In a move more typically associated with shady politicians than a news network supposedly committed to transparency, CNN had a whopper of a news dump on Saturday night, announcing it was firing primetime news anchor Chris Cuomo.
This followed a weeklong suspension after government documents proved his involvement in covering up the sexual misconduct of his brother, disgraced former Gov. Andrew Cuomo, was much more extensive than previously known. The emails and text exchanges released by the New York attorney general’s office showed Chris Cuomo not only assisted with the public relations strategy to help his brother evade accountability, but used his relationships in the media at outlets like MSNBC and Politico – that he had gained from his job at CNN – to help him do it.
Even more shocking, it was revealed that Chris Cuomo asked for their help in digging up dirt on one survivor of his brother’s sexual abuse. Also, since Chris Cuomo’s firing, at least one woman has come forward accusing Chris Cuomo himself of sexual harassment.
This series of scandals violates every journalistic principle of objectivity and ethics, sure, but the real scandal is much larger. Why did it take the release of this most recent round of documents for corporate media to finally call out Chris Cuomo’s despicable behavior, when we already knew more than enough?
Worse, why did it take nearly six months for Chris Cuomo’s employer, CNN President Jeff Zucker, to suspend his network’s star anchor? As I wrote in August, journalists should have been leading the campaign to hold Chris Cuomo accountable and CNN should have fired him immediately after his initial involvement in the coverup of sexual abuse came to light.
Unfortunately, we know exactly why “media critics” like CNN’s Brian Stelter failed (or rather refused) to seriously investigate their colleague or comment on his misdeeds, even when they already knew of serious misconduct, and instead even chose to defend Chris Cuomo. These people, and most in their profession, could be more accurately described as lazy, partisan, and unserious rather than journalists. They are much more interested in vapid, click-bait hit jobs on Trump and Republicans than they are in holding their industry, and Democrats – which are increasingly synonymous – accountable.

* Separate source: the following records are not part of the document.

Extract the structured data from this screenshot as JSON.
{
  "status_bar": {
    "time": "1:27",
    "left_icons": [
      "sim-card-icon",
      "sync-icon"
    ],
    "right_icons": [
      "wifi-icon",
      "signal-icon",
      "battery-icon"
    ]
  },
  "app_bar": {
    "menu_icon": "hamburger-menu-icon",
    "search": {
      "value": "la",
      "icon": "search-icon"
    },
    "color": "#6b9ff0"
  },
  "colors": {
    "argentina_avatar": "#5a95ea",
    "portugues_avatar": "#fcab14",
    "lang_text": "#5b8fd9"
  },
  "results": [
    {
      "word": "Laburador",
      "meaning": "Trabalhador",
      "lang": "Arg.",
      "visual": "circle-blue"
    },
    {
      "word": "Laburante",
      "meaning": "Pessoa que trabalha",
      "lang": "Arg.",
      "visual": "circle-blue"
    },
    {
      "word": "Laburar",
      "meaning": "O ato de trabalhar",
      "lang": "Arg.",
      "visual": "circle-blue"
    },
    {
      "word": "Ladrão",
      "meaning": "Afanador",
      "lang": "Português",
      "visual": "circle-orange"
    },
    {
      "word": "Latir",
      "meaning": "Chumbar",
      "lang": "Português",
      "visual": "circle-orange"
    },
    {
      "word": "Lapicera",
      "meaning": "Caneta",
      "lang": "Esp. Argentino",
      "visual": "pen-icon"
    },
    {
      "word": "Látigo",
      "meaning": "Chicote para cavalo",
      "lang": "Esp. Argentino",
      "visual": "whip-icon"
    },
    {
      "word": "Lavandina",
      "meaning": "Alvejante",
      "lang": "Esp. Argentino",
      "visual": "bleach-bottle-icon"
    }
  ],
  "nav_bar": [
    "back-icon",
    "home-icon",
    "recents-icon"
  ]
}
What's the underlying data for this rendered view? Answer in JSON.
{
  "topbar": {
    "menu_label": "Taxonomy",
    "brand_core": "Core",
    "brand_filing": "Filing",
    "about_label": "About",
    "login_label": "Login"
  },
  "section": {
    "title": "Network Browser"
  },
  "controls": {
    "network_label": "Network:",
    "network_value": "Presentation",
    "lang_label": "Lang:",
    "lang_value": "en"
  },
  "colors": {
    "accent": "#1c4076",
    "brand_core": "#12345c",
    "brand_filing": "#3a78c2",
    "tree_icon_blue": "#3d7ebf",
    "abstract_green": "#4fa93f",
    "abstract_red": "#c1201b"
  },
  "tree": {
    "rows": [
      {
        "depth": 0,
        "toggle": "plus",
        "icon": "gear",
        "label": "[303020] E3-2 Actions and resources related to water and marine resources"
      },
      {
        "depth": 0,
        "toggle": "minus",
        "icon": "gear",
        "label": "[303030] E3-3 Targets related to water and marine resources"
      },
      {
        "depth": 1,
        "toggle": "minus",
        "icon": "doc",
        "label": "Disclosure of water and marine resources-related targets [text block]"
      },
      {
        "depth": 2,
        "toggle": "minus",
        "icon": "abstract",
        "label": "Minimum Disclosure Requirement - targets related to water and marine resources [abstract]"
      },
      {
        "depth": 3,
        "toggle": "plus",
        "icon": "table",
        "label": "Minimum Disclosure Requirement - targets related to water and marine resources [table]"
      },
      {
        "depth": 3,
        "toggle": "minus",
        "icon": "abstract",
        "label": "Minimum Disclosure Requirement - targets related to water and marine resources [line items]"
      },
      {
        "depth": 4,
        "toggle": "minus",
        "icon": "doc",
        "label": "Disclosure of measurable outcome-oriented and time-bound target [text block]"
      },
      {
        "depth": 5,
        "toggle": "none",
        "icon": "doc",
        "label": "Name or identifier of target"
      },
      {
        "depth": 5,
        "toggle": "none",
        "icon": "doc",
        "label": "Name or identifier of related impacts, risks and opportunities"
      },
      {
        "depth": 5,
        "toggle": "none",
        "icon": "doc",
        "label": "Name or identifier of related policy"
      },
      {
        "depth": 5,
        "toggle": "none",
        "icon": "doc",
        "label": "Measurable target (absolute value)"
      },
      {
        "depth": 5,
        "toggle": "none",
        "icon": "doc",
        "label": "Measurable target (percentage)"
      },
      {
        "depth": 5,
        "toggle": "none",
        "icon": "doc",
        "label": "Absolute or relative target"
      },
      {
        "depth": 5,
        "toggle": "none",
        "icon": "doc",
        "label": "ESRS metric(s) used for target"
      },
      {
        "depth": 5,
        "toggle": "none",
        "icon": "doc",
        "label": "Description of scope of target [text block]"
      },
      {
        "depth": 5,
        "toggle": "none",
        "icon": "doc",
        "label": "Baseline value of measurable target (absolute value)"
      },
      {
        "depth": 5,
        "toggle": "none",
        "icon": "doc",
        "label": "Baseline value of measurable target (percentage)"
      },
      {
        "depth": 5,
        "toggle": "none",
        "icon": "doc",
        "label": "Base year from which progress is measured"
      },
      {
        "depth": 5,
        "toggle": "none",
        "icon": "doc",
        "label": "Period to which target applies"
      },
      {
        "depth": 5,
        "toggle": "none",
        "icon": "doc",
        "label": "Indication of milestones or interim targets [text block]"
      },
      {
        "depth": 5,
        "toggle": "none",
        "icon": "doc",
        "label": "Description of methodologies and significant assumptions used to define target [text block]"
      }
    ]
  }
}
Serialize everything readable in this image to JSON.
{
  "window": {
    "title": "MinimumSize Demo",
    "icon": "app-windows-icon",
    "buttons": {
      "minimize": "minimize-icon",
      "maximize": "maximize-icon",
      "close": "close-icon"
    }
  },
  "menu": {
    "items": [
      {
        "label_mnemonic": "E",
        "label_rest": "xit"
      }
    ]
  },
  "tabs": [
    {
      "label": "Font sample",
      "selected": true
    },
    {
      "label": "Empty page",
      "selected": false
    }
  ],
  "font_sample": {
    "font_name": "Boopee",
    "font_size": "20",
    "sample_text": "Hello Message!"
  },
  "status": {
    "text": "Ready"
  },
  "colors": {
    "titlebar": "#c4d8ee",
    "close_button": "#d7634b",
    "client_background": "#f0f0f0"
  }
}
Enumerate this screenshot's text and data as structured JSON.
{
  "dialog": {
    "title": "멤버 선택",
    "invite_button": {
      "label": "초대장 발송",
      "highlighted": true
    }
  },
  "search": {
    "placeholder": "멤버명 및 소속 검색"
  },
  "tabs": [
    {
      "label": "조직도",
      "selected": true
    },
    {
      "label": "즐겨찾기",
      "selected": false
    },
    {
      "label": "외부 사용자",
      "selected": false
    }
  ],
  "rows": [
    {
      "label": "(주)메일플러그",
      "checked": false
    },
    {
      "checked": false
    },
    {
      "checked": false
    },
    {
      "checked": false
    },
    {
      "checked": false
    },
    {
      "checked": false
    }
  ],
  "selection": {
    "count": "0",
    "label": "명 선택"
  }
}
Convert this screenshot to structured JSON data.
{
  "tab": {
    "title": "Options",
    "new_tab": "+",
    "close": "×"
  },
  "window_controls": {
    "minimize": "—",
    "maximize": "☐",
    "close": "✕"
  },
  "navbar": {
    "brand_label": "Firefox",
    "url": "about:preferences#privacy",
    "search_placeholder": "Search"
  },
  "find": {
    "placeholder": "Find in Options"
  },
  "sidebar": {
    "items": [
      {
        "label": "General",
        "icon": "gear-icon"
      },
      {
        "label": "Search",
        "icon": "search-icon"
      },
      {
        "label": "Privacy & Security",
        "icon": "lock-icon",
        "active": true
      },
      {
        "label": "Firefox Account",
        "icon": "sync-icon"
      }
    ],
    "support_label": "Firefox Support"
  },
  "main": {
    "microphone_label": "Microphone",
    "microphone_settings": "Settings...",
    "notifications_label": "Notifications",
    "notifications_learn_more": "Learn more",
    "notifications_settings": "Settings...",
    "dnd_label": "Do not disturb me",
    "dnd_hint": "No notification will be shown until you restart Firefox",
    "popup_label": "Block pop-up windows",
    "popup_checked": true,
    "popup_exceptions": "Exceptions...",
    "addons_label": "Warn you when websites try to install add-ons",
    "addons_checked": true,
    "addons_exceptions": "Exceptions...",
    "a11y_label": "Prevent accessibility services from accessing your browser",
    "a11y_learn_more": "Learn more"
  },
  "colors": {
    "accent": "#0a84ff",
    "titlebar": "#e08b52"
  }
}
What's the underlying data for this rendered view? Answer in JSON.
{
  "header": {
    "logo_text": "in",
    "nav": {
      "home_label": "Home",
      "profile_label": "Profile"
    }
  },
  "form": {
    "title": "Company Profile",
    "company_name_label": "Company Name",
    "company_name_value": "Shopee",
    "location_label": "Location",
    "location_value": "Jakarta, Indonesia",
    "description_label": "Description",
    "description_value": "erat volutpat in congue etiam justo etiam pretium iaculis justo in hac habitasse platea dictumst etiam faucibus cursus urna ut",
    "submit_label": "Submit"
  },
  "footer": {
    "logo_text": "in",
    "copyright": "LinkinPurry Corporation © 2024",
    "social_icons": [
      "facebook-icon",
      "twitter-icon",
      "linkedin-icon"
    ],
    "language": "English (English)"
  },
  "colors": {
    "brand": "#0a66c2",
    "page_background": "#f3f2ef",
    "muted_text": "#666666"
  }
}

But while we can’t expect overnight transformation from a broken profession with a financial incentive to avoid self-criticism, we can expect CNN’s employees, executives, and shareholders with a financial interest in their company’s success to question why, under the leadership of Zucker, CNN has allowed a culture of tolerating sexual misconduct to fester. Chris Cuomo was allowed to remain on payroll and on-air for the last six months, but he’s not the only one.
Last year, Jeffrey Toobin, CNN’s chief legal analyst, was suspended by The New Yorker for masturbating while on a Zoom call with colleagues. When Zucker found out about this grotesque display, CNN did not even suspend Toobin, but instead allowed him to take a requested leave of absence. Zucker then welcomed Toobin back to CNN just a few months later.
Even more problematic, another CNN prime time news anchor, Don Lemon, currently stands accused of sexually assaulting a younger man at a Hamptons bar a few years ago. The man alleges Lemon “put his hand down the front of his own shorts, and vigorously rubbed his genitalia, removed his hand” and then shoved his fingers in the alleged victim’s face and aggressively asked if he “like[d] p***y or d**ck.” In the aftermath of the Cuomo fallout, Lemon’s alleged victim described CNN as “a predator protecting machine…rife with predators and perverts.”
Since its inception, CNN embraced the most extreme fringe of the radical Me Too mob movement, elevating clowns like future felon Michael Avenatti, yet the same network has a serial sexual misconduct problem of its own. While Zucker is already expected to retire soon, CNN should not allow him to go out on his own terms. The hit to the network’s already damaged reputation and the potential legal vulnerabilities for CNN should be more than enough reason to fire Zucker immediately.
It seems the list of top CNN talent implicated in sexual misconduct or defending it is growing by the day. Chris Cuomo, Don Lemon, Jeffrey Toobin, and Brian Stelter weren’t the first and surely won’t be the last. Zucker must answer for why he has forced his employees, male and female, to work at a network with top brass that apparently tolerates and defends sexual misconduct. That is a significant moral, ethical, legal, and financial liability — and Zucker must be held accountable. CNN must fire Jeff Zucker.